PROBLEM REQUIREMENTS:
Show each line from the listing that includes the word "mail".

AVAILABLE DATA:
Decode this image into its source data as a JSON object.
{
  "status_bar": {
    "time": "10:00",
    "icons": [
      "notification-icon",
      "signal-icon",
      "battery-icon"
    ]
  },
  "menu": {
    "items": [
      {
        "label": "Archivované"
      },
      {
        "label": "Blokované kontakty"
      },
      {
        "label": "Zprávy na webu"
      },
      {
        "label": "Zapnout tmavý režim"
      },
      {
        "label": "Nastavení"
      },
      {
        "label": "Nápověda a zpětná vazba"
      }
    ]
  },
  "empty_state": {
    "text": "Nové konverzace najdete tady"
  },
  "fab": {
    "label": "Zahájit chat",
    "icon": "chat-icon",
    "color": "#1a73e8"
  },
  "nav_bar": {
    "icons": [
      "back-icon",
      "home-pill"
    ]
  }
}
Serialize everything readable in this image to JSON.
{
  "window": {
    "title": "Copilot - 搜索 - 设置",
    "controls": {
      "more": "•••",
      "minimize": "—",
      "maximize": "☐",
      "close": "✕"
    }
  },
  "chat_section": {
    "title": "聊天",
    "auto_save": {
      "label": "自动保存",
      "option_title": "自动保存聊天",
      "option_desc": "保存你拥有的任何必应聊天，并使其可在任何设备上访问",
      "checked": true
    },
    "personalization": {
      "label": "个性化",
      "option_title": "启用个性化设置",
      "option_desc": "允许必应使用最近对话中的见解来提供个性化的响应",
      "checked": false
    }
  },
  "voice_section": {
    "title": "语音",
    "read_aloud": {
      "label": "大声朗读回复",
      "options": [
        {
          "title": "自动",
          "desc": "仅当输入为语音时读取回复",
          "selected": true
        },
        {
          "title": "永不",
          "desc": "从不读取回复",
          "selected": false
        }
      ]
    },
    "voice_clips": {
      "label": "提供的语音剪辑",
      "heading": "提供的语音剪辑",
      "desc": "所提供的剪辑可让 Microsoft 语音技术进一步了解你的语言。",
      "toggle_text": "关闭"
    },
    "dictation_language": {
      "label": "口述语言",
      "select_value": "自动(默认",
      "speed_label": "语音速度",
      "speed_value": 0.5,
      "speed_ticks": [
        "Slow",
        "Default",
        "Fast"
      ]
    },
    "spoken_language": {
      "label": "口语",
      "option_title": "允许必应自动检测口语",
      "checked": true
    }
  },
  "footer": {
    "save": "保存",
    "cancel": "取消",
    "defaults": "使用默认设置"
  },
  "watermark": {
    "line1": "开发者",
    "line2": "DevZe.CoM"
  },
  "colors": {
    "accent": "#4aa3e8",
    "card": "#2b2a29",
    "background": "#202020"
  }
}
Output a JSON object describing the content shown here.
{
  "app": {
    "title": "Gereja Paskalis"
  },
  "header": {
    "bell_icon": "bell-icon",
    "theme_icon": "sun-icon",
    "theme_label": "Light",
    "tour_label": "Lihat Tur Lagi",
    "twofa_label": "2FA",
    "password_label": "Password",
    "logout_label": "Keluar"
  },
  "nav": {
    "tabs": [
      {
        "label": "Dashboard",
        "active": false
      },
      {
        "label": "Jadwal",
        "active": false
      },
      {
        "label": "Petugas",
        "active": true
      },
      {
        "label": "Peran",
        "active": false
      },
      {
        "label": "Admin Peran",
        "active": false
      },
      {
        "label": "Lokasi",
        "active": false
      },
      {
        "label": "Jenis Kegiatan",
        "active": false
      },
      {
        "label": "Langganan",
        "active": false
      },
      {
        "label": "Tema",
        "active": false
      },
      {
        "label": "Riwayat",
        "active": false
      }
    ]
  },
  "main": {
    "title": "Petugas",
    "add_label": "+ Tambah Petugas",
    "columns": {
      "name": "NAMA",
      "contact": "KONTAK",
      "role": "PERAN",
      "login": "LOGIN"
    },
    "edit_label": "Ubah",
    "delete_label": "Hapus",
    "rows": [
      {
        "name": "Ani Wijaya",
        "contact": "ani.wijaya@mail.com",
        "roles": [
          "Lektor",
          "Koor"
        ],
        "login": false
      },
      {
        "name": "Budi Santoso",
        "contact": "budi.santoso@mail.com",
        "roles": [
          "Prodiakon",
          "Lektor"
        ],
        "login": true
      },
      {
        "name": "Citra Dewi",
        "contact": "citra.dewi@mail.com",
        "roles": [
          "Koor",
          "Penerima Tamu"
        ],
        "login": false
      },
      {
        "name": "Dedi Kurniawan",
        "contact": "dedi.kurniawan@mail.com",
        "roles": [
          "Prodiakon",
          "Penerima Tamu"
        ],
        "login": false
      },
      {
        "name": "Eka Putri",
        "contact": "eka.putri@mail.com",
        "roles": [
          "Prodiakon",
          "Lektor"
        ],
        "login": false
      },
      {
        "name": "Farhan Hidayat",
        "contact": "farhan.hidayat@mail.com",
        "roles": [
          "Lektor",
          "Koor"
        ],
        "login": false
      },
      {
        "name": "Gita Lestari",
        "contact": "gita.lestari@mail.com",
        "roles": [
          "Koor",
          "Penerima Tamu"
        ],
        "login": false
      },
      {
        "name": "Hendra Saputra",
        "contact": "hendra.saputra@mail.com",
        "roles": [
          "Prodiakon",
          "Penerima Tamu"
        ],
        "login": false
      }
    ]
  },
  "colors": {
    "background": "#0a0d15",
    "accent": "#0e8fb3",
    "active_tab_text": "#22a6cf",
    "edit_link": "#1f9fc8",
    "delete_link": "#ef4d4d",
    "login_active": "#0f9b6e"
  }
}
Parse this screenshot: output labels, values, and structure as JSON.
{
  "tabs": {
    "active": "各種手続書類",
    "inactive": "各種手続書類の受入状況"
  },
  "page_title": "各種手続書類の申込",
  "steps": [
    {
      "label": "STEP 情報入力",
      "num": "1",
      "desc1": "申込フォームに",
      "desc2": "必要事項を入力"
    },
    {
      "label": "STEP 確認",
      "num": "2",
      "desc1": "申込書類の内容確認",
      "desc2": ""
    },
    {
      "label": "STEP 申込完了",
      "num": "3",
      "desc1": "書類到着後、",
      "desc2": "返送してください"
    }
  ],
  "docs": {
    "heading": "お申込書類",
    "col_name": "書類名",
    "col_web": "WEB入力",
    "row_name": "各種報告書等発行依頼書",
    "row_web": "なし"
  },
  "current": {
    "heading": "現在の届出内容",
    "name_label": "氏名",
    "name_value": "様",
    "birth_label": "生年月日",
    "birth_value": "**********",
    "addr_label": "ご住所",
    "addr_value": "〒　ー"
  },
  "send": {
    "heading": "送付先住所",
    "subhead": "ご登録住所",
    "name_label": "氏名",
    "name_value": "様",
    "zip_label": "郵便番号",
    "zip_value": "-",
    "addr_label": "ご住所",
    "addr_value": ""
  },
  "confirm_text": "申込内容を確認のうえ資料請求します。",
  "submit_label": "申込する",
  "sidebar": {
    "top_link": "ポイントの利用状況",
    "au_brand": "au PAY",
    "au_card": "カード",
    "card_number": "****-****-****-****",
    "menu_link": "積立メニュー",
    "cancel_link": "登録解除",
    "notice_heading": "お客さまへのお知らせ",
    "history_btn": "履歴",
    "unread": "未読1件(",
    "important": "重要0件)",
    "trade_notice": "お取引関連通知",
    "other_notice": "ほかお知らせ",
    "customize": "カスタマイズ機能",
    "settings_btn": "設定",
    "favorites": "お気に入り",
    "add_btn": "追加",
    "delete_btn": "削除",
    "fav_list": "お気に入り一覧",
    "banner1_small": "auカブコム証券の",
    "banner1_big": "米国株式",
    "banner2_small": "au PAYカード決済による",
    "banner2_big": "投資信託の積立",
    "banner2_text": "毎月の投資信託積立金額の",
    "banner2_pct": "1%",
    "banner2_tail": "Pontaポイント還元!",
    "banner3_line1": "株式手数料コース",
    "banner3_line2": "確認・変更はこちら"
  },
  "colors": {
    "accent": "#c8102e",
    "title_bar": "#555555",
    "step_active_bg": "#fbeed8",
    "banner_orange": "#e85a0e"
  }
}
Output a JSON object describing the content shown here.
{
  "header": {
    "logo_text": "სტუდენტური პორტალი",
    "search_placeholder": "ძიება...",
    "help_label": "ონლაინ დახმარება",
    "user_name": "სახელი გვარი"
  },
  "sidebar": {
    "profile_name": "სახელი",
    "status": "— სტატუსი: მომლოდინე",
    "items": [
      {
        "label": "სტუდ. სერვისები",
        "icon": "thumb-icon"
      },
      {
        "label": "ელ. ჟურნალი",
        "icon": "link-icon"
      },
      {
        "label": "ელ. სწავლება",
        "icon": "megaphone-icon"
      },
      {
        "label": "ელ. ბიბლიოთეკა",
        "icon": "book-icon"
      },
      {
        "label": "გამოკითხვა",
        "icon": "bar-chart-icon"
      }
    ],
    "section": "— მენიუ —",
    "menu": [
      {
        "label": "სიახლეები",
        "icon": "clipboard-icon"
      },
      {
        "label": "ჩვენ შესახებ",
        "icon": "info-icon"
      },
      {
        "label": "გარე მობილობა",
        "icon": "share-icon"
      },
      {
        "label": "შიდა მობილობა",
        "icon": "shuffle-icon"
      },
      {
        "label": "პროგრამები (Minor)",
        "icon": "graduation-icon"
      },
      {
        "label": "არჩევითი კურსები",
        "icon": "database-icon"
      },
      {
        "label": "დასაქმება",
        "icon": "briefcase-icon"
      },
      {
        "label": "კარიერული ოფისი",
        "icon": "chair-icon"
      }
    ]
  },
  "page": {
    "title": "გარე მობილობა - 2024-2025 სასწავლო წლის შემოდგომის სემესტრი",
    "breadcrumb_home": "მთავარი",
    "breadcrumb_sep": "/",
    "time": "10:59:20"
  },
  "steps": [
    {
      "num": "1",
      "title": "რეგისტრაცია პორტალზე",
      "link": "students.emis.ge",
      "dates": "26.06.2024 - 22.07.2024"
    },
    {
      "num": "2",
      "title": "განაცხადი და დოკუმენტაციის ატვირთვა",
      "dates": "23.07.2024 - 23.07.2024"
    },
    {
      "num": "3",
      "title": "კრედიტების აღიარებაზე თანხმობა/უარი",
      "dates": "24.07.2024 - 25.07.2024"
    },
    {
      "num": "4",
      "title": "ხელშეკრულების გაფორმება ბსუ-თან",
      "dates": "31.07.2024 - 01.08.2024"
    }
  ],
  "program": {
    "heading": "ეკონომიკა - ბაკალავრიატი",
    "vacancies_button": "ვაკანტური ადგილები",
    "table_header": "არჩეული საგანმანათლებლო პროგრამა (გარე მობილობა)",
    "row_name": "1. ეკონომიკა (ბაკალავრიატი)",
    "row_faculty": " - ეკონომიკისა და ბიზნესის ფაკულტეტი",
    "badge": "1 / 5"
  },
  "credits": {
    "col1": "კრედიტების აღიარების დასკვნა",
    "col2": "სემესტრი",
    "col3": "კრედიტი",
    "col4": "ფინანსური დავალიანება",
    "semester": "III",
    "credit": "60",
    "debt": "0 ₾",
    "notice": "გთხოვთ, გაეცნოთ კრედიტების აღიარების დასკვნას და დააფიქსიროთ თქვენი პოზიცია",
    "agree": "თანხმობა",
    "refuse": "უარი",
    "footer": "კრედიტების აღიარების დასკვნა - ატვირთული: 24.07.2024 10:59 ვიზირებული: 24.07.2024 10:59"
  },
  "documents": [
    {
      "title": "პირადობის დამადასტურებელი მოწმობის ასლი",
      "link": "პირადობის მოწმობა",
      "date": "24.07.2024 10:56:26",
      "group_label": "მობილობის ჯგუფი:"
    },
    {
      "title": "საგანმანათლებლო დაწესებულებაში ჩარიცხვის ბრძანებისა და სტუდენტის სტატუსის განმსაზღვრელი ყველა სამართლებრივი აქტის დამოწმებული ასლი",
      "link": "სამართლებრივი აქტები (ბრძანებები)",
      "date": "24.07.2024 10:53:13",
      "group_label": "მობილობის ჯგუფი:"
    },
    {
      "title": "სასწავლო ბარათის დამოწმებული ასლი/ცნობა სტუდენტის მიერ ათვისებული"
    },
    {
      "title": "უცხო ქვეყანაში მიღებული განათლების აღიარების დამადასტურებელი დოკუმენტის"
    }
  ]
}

REPLY TO THE EXERCISE:
        "contact": "ani.wijaya@mail.com",
        "contact": "budi.santoso@mail.com",
        "contact": "citra.dewi@mail.com",
        "contact": "dedi.kurniawan@mail.com",
        "contact": "eka.putri@mail.com",
        "contact": "farhan.hidayat@mail.com",
        "contact": "gita.lestari@mail.com",
        "contact": "hendra.saputra@mail.com",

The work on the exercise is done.